Work required: Copy every line of the entries that has the string "schools" in it.

*** Begin section ***

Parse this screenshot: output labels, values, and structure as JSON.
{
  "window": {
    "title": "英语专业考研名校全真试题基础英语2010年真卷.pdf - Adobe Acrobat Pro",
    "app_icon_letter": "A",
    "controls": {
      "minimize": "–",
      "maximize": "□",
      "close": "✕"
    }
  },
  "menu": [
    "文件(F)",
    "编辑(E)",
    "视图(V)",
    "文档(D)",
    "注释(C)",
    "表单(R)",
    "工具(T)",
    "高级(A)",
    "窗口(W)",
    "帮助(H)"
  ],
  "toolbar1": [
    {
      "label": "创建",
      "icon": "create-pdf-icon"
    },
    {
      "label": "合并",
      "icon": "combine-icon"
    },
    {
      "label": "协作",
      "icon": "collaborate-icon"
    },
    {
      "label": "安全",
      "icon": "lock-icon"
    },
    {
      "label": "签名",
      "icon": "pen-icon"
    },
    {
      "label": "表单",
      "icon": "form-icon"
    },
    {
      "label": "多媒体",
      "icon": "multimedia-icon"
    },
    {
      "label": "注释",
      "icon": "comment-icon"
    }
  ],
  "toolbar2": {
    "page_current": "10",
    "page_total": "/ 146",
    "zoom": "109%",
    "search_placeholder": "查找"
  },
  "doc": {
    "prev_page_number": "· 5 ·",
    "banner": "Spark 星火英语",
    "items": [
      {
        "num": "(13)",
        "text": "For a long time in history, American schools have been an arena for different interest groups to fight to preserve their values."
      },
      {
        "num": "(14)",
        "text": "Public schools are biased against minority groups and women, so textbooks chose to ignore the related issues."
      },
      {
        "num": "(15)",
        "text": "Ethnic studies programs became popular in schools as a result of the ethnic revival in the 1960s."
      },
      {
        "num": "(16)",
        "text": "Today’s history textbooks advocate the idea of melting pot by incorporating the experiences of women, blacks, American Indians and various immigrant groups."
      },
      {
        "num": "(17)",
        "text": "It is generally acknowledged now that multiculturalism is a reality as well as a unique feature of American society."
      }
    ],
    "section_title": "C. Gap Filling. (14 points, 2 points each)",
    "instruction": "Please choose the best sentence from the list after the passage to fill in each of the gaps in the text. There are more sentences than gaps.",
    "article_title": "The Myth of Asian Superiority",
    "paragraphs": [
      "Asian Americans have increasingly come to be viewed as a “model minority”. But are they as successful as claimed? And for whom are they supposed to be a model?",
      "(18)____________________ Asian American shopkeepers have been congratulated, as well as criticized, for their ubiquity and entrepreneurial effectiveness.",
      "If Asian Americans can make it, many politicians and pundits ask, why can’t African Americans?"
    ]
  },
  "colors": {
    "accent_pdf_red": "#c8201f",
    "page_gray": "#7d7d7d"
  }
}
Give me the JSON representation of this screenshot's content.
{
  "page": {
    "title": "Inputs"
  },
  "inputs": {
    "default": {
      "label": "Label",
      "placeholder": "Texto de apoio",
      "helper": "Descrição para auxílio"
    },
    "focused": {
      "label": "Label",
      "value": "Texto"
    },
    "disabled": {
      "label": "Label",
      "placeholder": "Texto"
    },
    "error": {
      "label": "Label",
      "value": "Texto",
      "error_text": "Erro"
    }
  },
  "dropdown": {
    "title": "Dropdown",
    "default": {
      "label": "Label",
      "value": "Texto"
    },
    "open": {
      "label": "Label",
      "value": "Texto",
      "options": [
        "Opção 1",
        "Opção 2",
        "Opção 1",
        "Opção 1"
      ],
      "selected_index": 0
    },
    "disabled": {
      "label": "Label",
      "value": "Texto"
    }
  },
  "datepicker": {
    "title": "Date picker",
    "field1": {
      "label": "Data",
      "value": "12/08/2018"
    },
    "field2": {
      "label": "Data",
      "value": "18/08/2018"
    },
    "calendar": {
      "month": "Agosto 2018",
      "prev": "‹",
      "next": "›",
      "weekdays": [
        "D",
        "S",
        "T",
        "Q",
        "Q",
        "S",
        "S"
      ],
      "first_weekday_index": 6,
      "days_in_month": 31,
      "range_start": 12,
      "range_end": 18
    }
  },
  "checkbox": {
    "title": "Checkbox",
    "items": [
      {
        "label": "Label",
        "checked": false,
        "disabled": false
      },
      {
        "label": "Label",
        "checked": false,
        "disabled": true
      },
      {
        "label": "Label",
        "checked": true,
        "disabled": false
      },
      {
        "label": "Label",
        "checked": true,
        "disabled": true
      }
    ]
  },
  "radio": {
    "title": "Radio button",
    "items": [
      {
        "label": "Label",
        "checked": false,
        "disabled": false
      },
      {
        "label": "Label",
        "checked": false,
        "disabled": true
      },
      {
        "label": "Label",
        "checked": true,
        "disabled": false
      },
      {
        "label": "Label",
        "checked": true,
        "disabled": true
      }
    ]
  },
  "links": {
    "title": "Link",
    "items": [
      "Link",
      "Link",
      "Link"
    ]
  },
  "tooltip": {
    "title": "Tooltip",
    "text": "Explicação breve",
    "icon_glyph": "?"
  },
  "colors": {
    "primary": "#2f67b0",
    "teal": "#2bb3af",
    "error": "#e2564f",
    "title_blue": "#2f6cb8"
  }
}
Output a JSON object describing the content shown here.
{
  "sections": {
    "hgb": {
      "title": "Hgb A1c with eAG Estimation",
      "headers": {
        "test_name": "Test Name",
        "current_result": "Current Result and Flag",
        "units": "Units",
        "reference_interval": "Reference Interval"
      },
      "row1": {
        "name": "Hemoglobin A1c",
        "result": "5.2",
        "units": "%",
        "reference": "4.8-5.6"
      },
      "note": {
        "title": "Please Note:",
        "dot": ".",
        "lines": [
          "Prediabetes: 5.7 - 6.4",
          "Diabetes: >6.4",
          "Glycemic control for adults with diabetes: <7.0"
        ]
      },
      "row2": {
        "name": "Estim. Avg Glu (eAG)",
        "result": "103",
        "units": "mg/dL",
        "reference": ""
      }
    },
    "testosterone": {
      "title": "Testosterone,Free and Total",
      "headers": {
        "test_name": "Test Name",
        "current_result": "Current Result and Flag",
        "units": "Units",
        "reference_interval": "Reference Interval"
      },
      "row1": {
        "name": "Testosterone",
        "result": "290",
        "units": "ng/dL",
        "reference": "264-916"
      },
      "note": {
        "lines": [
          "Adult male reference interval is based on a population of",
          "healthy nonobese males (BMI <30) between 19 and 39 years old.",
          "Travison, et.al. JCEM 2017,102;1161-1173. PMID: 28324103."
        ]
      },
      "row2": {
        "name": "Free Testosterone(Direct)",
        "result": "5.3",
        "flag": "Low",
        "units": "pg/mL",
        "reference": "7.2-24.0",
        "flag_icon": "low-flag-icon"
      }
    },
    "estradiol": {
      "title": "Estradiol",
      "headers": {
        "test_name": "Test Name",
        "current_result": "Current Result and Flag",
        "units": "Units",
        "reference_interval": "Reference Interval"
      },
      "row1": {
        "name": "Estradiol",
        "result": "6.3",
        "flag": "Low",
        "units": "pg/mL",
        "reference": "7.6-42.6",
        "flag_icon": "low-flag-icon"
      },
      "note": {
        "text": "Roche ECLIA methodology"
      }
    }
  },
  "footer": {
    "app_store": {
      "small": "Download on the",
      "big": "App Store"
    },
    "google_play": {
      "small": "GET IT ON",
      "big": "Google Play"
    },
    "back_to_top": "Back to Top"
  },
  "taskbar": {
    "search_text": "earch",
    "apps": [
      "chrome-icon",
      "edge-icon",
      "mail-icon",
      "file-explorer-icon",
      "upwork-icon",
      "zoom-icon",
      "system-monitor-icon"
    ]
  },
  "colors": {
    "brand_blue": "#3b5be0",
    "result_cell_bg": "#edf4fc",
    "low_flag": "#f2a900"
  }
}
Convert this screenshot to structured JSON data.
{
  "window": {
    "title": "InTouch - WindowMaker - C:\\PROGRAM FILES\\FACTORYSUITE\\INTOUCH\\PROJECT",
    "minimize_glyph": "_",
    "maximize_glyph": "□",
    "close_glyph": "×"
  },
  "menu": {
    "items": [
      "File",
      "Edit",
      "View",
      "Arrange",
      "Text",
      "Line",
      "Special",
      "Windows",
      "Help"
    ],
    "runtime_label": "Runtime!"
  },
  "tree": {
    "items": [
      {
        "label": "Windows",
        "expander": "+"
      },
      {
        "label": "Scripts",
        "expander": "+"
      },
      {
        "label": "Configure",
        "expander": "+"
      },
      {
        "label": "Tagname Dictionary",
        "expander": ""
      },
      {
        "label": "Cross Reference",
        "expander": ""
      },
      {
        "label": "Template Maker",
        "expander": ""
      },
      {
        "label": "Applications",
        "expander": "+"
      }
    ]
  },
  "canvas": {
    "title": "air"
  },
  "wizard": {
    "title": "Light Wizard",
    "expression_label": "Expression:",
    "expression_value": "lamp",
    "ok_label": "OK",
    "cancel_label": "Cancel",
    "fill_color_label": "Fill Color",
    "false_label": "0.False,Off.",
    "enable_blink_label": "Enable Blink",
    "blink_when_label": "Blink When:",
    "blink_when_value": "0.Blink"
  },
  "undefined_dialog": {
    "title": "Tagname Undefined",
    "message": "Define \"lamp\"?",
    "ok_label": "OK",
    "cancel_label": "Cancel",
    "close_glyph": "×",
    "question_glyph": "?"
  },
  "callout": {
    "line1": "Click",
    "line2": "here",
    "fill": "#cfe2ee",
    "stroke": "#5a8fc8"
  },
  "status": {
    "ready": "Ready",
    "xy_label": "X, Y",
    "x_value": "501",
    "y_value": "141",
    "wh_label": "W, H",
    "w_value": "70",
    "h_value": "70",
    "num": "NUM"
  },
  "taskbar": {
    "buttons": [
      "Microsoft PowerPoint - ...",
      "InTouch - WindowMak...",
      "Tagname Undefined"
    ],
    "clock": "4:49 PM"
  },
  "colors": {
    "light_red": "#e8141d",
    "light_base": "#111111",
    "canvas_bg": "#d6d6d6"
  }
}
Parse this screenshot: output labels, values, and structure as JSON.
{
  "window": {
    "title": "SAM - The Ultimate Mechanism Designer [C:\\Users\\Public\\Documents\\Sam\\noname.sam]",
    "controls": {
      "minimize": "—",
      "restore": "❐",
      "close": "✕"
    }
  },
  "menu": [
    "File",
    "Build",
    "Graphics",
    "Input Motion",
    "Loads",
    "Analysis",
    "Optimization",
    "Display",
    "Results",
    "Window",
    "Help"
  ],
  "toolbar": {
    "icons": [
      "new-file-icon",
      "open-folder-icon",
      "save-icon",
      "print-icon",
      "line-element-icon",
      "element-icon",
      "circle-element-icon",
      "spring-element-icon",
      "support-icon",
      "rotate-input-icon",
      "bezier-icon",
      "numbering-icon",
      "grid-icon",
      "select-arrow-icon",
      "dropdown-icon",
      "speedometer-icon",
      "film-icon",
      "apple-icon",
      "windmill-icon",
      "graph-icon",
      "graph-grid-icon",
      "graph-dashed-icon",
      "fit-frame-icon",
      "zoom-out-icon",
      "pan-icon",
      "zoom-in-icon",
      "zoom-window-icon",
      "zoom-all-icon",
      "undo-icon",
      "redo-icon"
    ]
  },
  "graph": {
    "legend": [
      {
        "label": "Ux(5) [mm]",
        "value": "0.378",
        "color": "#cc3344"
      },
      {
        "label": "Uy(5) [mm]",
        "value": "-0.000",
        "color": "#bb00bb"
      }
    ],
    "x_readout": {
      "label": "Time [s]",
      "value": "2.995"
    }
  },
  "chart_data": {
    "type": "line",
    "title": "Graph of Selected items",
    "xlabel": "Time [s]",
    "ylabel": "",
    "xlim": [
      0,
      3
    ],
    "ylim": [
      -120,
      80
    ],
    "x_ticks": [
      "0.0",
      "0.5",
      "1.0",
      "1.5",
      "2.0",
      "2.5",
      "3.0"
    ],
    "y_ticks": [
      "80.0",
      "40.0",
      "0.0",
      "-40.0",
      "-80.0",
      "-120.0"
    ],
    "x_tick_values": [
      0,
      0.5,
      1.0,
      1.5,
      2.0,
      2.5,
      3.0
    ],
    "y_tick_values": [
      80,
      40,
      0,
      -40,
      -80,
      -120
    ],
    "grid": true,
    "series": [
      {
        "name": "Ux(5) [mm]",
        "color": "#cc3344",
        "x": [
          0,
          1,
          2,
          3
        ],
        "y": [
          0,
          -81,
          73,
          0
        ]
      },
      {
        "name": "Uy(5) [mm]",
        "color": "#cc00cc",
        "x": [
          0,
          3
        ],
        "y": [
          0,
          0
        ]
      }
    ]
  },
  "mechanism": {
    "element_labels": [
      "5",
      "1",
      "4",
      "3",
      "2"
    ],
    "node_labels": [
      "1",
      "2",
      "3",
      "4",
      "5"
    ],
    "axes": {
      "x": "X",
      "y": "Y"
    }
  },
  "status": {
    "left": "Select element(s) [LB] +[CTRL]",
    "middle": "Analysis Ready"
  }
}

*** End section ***

Answer area:
        "text": "For a long time in history, American schools have been an arena for different interest groups to fight to preserve their values."
        "text": "Public schools are biased against minority groups and women, so textbooks chose to ignore the related issues."
        "text": "Ethnic studies programs became popular in schools as a result of the ethnic revival in the 1960s."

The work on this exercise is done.